Marion Nestle talks again about calories in her blog Food Politics. The interesting take away is that, although the business of calories is quite complicated and the studies somewhat inconclusive, in order to lose weight one must reduce their caloric intake. In other words, no matter what kind of a “diet” you choose, you need to eat less. When any diet works it is because it is somehow makes people eat less. The biggest problem with every diet is that there is some sort of compromise and, worse yet, some sort of removal of something that you like that will eventually make you want it even more and BREAK your diet.
I have talked at length about the 80% rule. If you want to cut something out of your life (possibly other than cigarettes or soda or a spouse) you should only do it about 80% of the time. Sure you can quit chocolate most of the time, but why not have a piece once a month or even once a week; a little piece. I love wine. If I want to reduce my caloric intake I can stop having wine most of the time. But I am not going to deprive myself to such an extent that I end up sitting in my garage and sucking up a 5 gallon carboy of red wine with a straw. Instead, I will not have wine during the week and reward my good behavor with a few glasses on the weekend.
It seems that there are two hurdles in the diet world. The first is that you should never compromise your nutritional needs to lose weight. Not only will you end up craving something if you eliminate it altogether, it is usually not very smart to do so. The fad diets that completely cut out carbs or fat or whatever are not very clever. They may work for the short term but that is really not a diet. That brings us to the second challenge which is maintaining a lower weight. Most people that are overweight and need to lose some excess have a hard time keeping it off. This is because for people that are overweight, the reduction of calories is not temporary. You might need to reduce further than necessary to initially lose the weight, but you will always need to eat less than you did before.
Here is a wonderful and not very calorie dense dish. I use a store bought marinade which is rare for me, but the one that we have found has no junk in it. You can substitute a homemade sweetened soy sauce (or miso dressing) with ginger, garlic and rice wine vinegar. I suggest finding a Trader Joe’s and do what I do.
- 2 Black Cod Filets
- 1 Cup Soyaki Sauce (from Trader Joes) or Homemade sweetened soy sauce
- 1 Tablespoon Butter
- Bowl for Marinating
- Sauté Pan with Lid
- In a bowl or dish, marinate the fish in the soy sauce. Optionally, you can add some fresh ginger.
- Refrigerate for about 20 minutes.
- Melt the butter in the sauté pan over medium heat.
- Add the fish, skin side down.

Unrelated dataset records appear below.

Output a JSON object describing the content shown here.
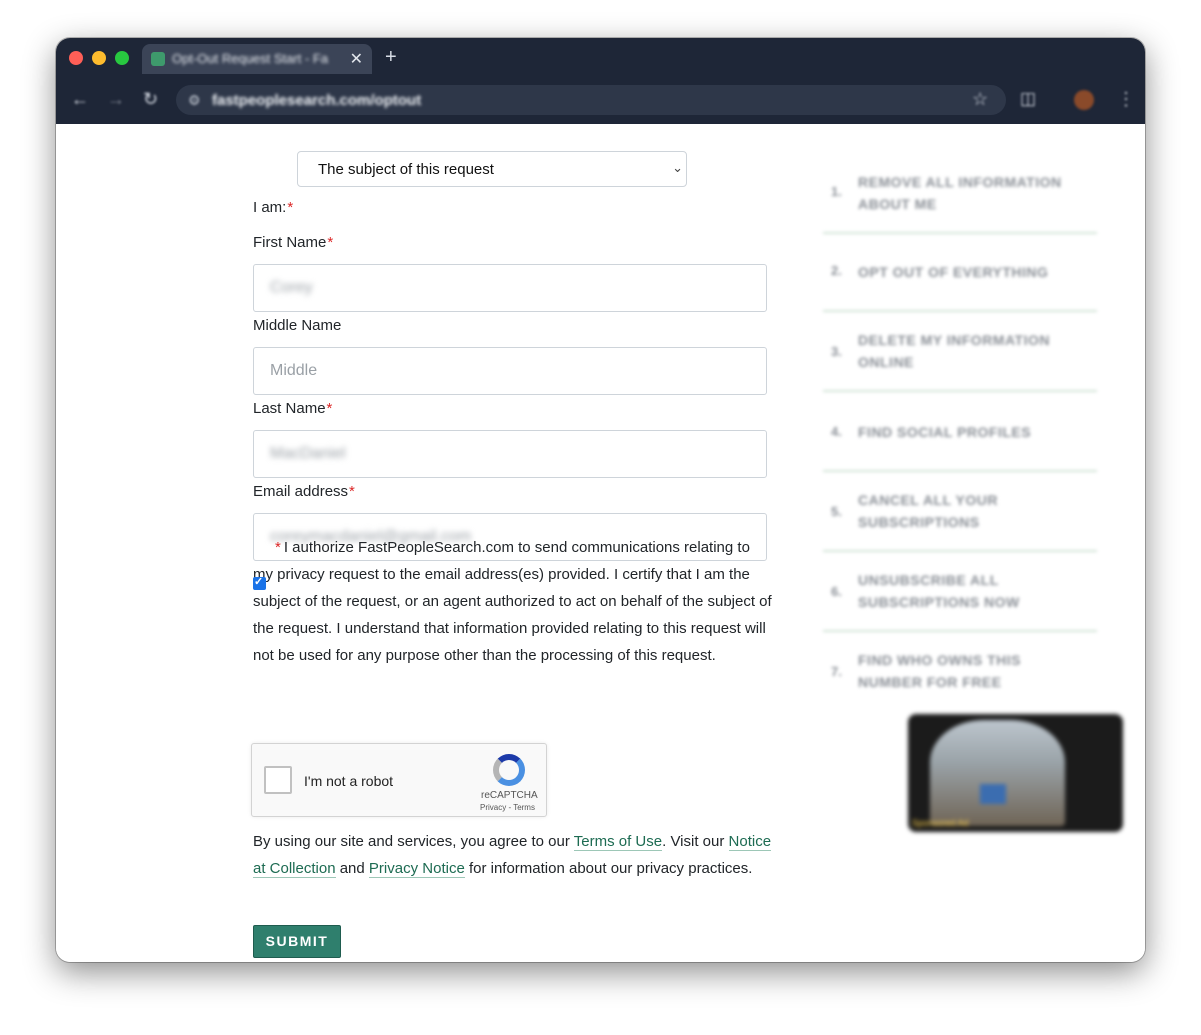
{
  "browser": {
    "tab_title": "Opt-Out Request Start - Fa",
    "close_glyph": "✕",
    "new_tab_glyph": "+",
    "url": "fastpeoplesearch.com/optout"
  },
  "form": {
    "iam_label": "I am:",
    "required_mark": "*",
    "iam_value": "The subject of this request",
    "first_name_label": "First Name",
    "first_name_value": "Corey",
    "middle_name_label": "Middle Name",
    "middle_name_placeholder": "Middle",
    "last_name_label": "Last Name",
    "last_name_value": "MacDaniel",
    "email_label": "Email address",
    "email_value": "coreymacdaniel@gmail.com",
    "consent_checked": true,
    "consent_text": "I authorize FastPeopleSearch.com to send communications relating to my privacy request to the email address(es) provided. I certify that I am the subject of the request, or an agent authorized to act on behalf of the subject of the request. I understand that information provided relating to this request will not be used for any purpose other than the processing of this request.",
    "captcha_label": "I'm not a robot",
    "captcha_brand": "reCAPTCHA",
    "captcha_links": "Privacy - Terms",
    "legal_prefix": "By using our site and services, you agree to our ",
    "terms_link": "Terms of Use",
    "legal_middle": ". Visit our ",
    "notice_link": "Notice at Collection",
    "legal_and": " and ",
    "privacy_link": "Privacy Notice",
    "legal_suffix": " for information about our privacy practices.",
    "submit_label": "SUBMIT"
  },
  "sidebar": {
    "items": [
      {
        "num": "1.",
        "label": "REMOVE ALL INFORMATION ABOUT ME"
      },
      {
        "num": "2.",
        "label": "OPT OUT OF EVERYTHING"
      },
      {
        "num": "3.",
        "label": "DELETE MY INFORMATION ONLINE"
      },
      {
        "num": "4.",
        "label": "FIND SOCIAL PROFILES"
      },
      {
        "num": "5.",
        "label": "CANCEL ALL YOUR SUBSCRIPTIONS"
      },
      {
        "num": "6.",
        "label": "UNSUBSCRIBE ALL SUBSCRIPTIONS NOW"
      },
      {
        "num": "7.",
        "label": "FIND WHO OWNS THIS NUMBER FOR FREE"
      }
    ]
  },
  "video": {
    "caption": "Sponsored Ad"
  },
  "icons": {
    "back": "back-arrow-icon",
    "forward": "forward-arrow-icon",
    "reload": "reload-icon",
    "site_settings": "site-settings-icon",
    "bookmark": "star-icon",
    "side_panel": "side-panel-icon",
    "menu": "more-menu-icon",
    "select": "chevron-down-icon",
    "scroll_top": "chevron-up-icon"
  },
  "colors": {
    "chrome_bg": "#1e2637",
    "submit_bg": "#2f7f6d",
    "link": "#1d6b52",
    "required": "#dc2626"
  }
}
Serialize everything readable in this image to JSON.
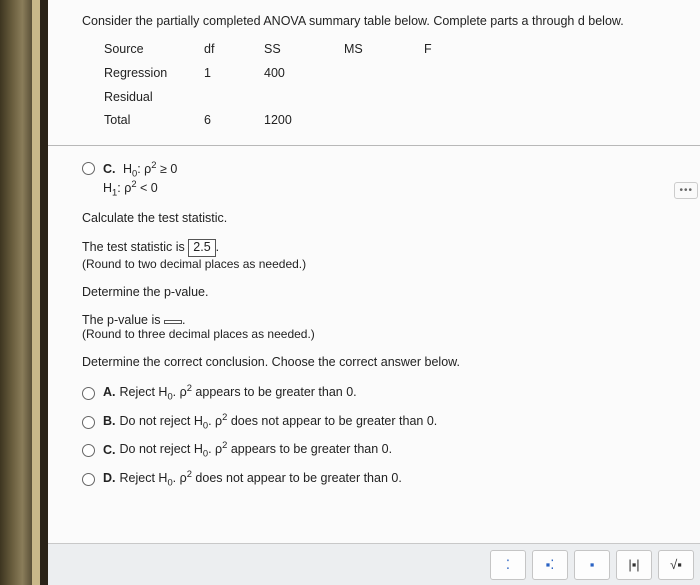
{
  "intro": "Consider the partially completed ANOVA summary table below. Complete parts a through d below.",
  "anova": {
    "headers": {
      "source": "Source",
      "df": "df",
      "ss": "SS",
      "ms": "MS",
      "f": "F"
    },
    "rows": [
      {
        "source": "Regression",
        "df": "1",
        "ss": "400",
        "ms": "",
        "f": ""
      },
      {
        "source": "Residual",
        "df": "",
        "ss": "",
        "ms": "",
        "f": ""
      },
      {
        "source": "Total",
        "df": "6",
        "ss": "1200",
        "ms": "",
        "f": ""
      }
    ]
  },
  "optionC": {
    "label": "C.",
    "h0_prefix": "H",
    "h0_sub": "0",
    "h0_rest": ": ρ",
    "h0_sup": "2",
    "h0_tail": " ≥ 0",
    "h1_prefix": "H",
    "h1_sub": "1",
    "h1_rest": ": ρ",
    "h1_sup": "2",
    "h1_tail": " < 0"
  },
  "calc_label": "Calculate the test statistic.",
  "stat_line_prefix": "The test statistic is ",
  "stat_value": "2.5",
  "stat_line_suffix": ".",
  "round2_note": "(Round to two decimal places as needed.)",
  "determine_p": "Determine the p-value.",
  "p_line_prefix": "The p-value is ",
  "p_value": "",
  "p_line_suffix": ".",
  "round3_note": "(Round to three decimal places as needed.)",
  "determine_conc": "Determine the correct conclusion. Choose the correct answer below.",
  "conc": {
    "a": {
      "label": "A.",
      "pre": "Reject H",
      "sub": "0",
      "mid": ". ρ",
      "sup": "2",
      "tail": " appears to be greater than 0."
    },
    "b": {
      "label": "B.",
      "pre": "Do not reject H",
      "sub": "0",
      "mid": ". ρ",
      "sup": "2",
      "tail": " does not appear to be greater than 0."
    },
    "c": {
      "label": "C.",
      "pre": "Do not reject H",
      "sub": "0",
      "mid": ". ρ",
      "sup": "2",
      "tail": " appears to be greater than 0."
    },
    "d": {
      "label": "D.",
      "pre": "Reject H",
      "sub": "0",
      "mid": ". ρ",
      "sup": "2",
      "tail": " does not appear to be greater than 0."
    }
  },
  "dots": "•••",
  "toolbar": {
    "frac": "⁚",
    "mixed": "▪⁚",
    "dot": "▪",
    "bars": "|▪|",
    "root": "√▪"
  }
}
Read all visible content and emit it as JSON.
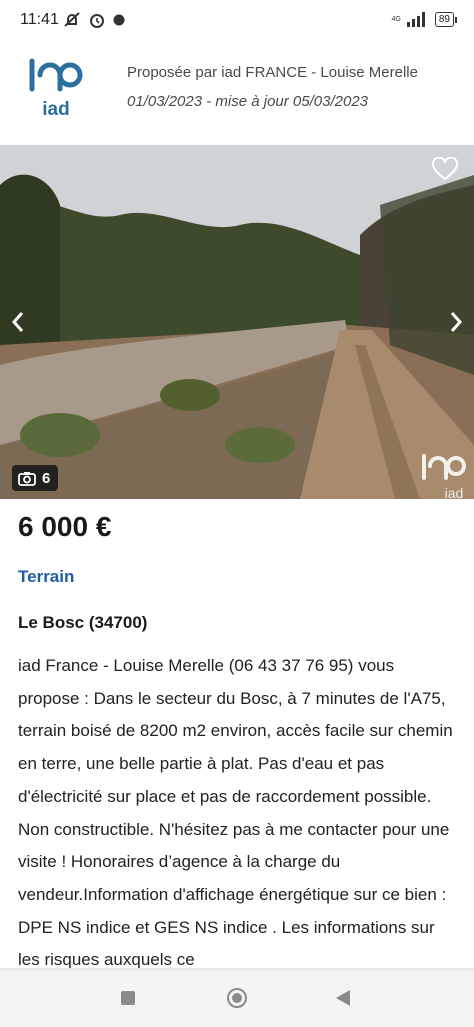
{
  "status": {
    "time": "11:41",
    "battery": "89",
    "network": "4G"
  },
  "agency": {
    "logo_text": "iad",
    "proposed_by": "Proposée par iad FRANCE - Louise Merelle",
    "dates": "01/03/2023 - mise à jour 05/03/2023"
  },
  "gallery": {
    "photo_count": "6",
    "watermark_text": "iad"
  },
  "listing": {
    "price": "6 000 €",
    "type": "Terrain",
    "location": "Le Bosc (34700)",
    "description": "iad France - Louise Merelle (06 43 37 76 95) vous propose : Dans le secteur du Bosc, à 7 minutes de l'A75, terrain boisé de 8200 m2 environ, accès facile sur chemin en terre, une belle partie à plat. Pas d'eau et pas d'électricité sur place et pas de raccordement possible. Non constructible. N'hésitez pas à me contacter pour une visite ! Honoraires d’agence à la charge du vendeur.Information d'affichage énergétique sur ce bien : DPE NS indice et GES NS indice . Les informations sur les risques auxquels ce"
  },
  "colors": {
    "accent_blue": "#1f5ea3",
    "logo_teal": "#2a6f9e"
  }
}
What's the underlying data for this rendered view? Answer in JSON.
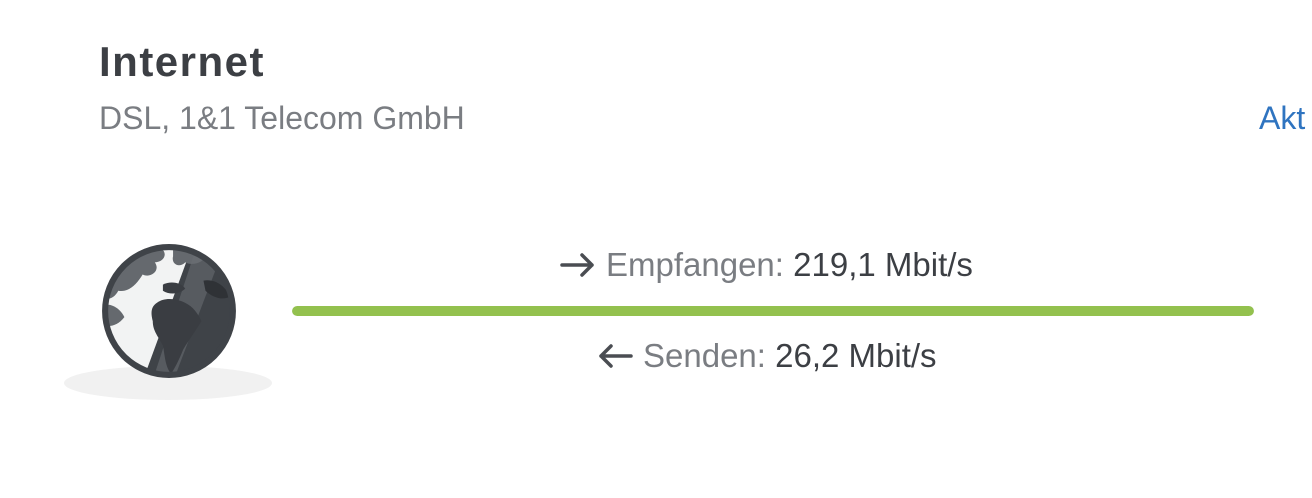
{
  "header": {
    "title": "Internet",
    "subtitle": "DSL, 1&1 Telecom GmbH",
    "action_label": "Akt"
  },
  "connection": {
    "icon": "globe-icon",
    "download": {
      "icon": "arrow-right-icon",
      "label": "Empfangen:",
      "value": "219,1 Mbit/s"
    },
    "upload": {
      "icon": "arrow-left-icon",
      "label": "Senden:",
      "value": "26,2 Mbit/s"
    },
    "bar_fill_fraction": 1.0
  },
  "colors": {
    "title": "#3c3f44",
    "secondary_text": "#7a7d82",
    "link": "#2f74c0",
    "bar": "#93c14e",
    "globe_dark": "#3f4348",
    "globe_light": "#f2f3f3"
  }
}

- Cover, leaving the lid slightly askew, and sauté for 5-6 minutes.
- Carefully flip fish and cook for another 2-3 minutes uncovered. If you have trouble manipulating the fish you can cut it in half. That is how you will serve it.